» Task: Below is a set of records. Please retype every one exactly.

» Supplied information:

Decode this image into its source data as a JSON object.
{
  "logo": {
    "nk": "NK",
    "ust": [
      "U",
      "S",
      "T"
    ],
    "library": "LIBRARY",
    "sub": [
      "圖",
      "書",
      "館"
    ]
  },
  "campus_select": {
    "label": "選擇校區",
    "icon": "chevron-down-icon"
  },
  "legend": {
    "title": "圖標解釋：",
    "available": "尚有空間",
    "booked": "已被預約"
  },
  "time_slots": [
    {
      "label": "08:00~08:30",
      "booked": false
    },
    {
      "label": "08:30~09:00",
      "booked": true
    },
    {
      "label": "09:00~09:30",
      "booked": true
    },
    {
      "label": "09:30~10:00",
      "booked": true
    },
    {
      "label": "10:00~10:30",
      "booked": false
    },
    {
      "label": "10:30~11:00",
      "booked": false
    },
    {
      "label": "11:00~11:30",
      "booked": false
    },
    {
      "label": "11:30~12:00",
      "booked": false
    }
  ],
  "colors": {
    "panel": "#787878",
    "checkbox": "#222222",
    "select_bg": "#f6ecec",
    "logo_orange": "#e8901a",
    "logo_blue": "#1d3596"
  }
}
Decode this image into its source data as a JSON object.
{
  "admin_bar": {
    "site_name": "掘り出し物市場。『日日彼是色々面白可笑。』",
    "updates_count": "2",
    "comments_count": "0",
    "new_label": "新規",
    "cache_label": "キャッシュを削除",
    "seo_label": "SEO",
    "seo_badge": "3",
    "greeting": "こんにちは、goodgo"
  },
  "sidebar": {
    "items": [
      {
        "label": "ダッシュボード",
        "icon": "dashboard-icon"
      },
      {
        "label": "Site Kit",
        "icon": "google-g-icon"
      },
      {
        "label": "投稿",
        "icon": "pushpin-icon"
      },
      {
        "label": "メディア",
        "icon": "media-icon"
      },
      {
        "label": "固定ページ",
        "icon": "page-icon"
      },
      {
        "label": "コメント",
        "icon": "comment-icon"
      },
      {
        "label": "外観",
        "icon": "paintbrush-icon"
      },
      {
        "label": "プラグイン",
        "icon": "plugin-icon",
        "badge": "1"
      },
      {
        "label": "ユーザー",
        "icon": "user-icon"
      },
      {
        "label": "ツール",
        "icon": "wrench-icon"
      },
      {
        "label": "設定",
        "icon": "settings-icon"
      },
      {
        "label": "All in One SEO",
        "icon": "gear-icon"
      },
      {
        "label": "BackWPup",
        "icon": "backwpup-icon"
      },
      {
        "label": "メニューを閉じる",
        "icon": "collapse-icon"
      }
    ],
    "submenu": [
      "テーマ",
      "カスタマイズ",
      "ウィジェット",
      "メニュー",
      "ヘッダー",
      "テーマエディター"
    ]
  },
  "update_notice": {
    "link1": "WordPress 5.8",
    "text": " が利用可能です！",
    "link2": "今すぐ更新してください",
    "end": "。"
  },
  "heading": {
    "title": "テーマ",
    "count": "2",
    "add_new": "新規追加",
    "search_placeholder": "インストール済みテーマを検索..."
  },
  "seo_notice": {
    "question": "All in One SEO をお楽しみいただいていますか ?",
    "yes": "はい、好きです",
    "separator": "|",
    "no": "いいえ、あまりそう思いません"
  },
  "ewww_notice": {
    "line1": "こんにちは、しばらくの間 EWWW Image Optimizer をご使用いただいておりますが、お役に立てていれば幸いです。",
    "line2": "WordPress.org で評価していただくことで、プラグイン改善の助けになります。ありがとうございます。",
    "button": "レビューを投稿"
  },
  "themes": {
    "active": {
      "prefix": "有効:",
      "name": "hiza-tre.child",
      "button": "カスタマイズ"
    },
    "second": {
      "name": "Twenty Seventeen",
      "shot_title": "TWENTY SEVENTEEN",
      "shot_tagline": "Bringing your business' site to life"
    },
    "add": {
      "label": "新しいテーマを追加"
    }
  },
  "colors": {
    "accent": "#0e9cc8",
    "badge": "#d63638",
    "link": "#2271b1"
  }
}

» Completed task:
Decode this image into its source data as a JSON object.
{
  "logo": {
    "nk": "NK",
    "ust": [
      "U",
      "S",
      "T"
    ],
    "library": "LIBRARY",
    "sub": [
      "圖",
      "書",
      "館"
    ]
  },
  "campus_select": {
    "label": "選擇校區",
    "icon": "chevron-down-icon"
  },
  "legend": {
    "title": "圖標解釋：",
    "available": "尚有空間",
    "booked": "已被預約"
  },
  "time_slots": [
    {
      "label": "08:00~08:30",
      "booked": false
    },
    {
      "label": "08:30~09:00",
      "booked": true
    },
    {
      "label": "09:00~09:30",
      "booked": true
    },
    {
      "label": "09:30~10:00",
      "booked": true
    },
    {
      "label": "10:00~10:30",
      "booked": false
    },
    {
      "label": "10:30~11:00",
      "booked": false
    },
    {
      "label": "11:00~11:30",
      "booked": false
    },
    {
      "label": "11:30~12:00",
      "booked": false
    }
  ],
  "colors": {
    "panel": "#787878",
    "checkbox": "#222222",
    "select_bg": "#f6ecec",
    "logo_orange": "#e8901a",
    "logo_blue": "#1d3596"
  }
}
Decode this image into its source data as a JSON object.
{
  "admin_bar": {
    "site_name": "掘り出し物市場。『日日彼是色々面白可笑。』",
    "updates_count": "2",
    "comments_count": "0",
    "new_label": "新規",
    "cache_label": "キャッシュを削除",
    "seo_label": "SEO",
    "seo_badge": "3",
    "greeting": "こんにちは、goodgo"
  },
  "sidebar": {
    "items": [
      {
        "label": "ダッシュボード",
        "icon": "dashboard-icon"
      },
      {
        "label": "Site Kit",
        "icon": "google-g-icon"
      },
      {
        "label": "投稿",
        "icon": "pushpin-icon"
      },
      {
        "label": "メディア",
        "icon": "media-icon"
      },
      {
        "label": "固定ページ",
        "icon": "page-icon"
      },
      {
        "label": "コメント",
        "icon": "comment-icon"
      },
      {
        "label": "外観",
        "icon": "paintbrush-icon"
      },
      {
        "label": "プラグイン",
        "icon": "plugin-icon",
        "badge": "1"
      },
      {
        "label": "ユーザー",
        "icon": "user-icon"
      },
      {
        "label": "ツール",
        "icon": "wrench-icon"
      },
      {
        "label": "設定",
        "icon": "settings-icon"
      },
      {
        "label": "All in One SEO",
        "icon": "gear-icon"
      },
      {
        "label": "BackWPup",
        "icon": "backwpup-icon"
      },
      {
        "label": "メニューを閉じる",
        "icon": "collapse-icon"
      }
    ],
    "submenu": [
      "テーマ",
      "カスタマイズ",
      "ウィジェット",
      "メニュー",
      "ヘッダー",
      "テーマエディター"
    ]
  },
  "update_notice": {
    "link1": "WordPress 5.8",
    "text": " が利用可能です！",
    "link2": "今すぐ更新してください",
    "end": "。"
  },
  "heading": {
    "title": "テーマ",
    "count": "2",
    "add_new": "新規追加",
    "search_placeholder": "インストール済みテーマを検索..."
  },
  "seo_notice": {
    "question": "All in One SEO をお楽しみいただいていますか ?",
    "yes": "はい、好きです",
    "separator": "|",
    "no": "いいえ、あまりそう思いません"
  },
  "ewww_notice": {
    "line1": "こんにちは、しばらくの間 EWWW Image Optimizer をご使用いただいておりますが、お役に立てていれば幸いです。",
    "line2": "WordPress.org で評価していただくことで、プラグイン改善の助けになります。ありがとうございます。",
    "button": "レビューを投稿"
  },
  "themes": {
    "active": {
      "prefix": "有効:",
      "name": "hiza-tre.child",
      "button": "カスタマイズ"
    },
    "second": {
      "name": "Twenty Seventeen",
      "shot_title": "TWENTY SEVENTEEN",
      "shot_tagline": "Bringing your business' site to life"
    },
    "add": {
      "label": "新しいテーマを追加"
    }
  },
  "colors": {
    "accent": "#0e9cc8",
    "badge": "#d63638",
    "link": "#2271b1"
  }
}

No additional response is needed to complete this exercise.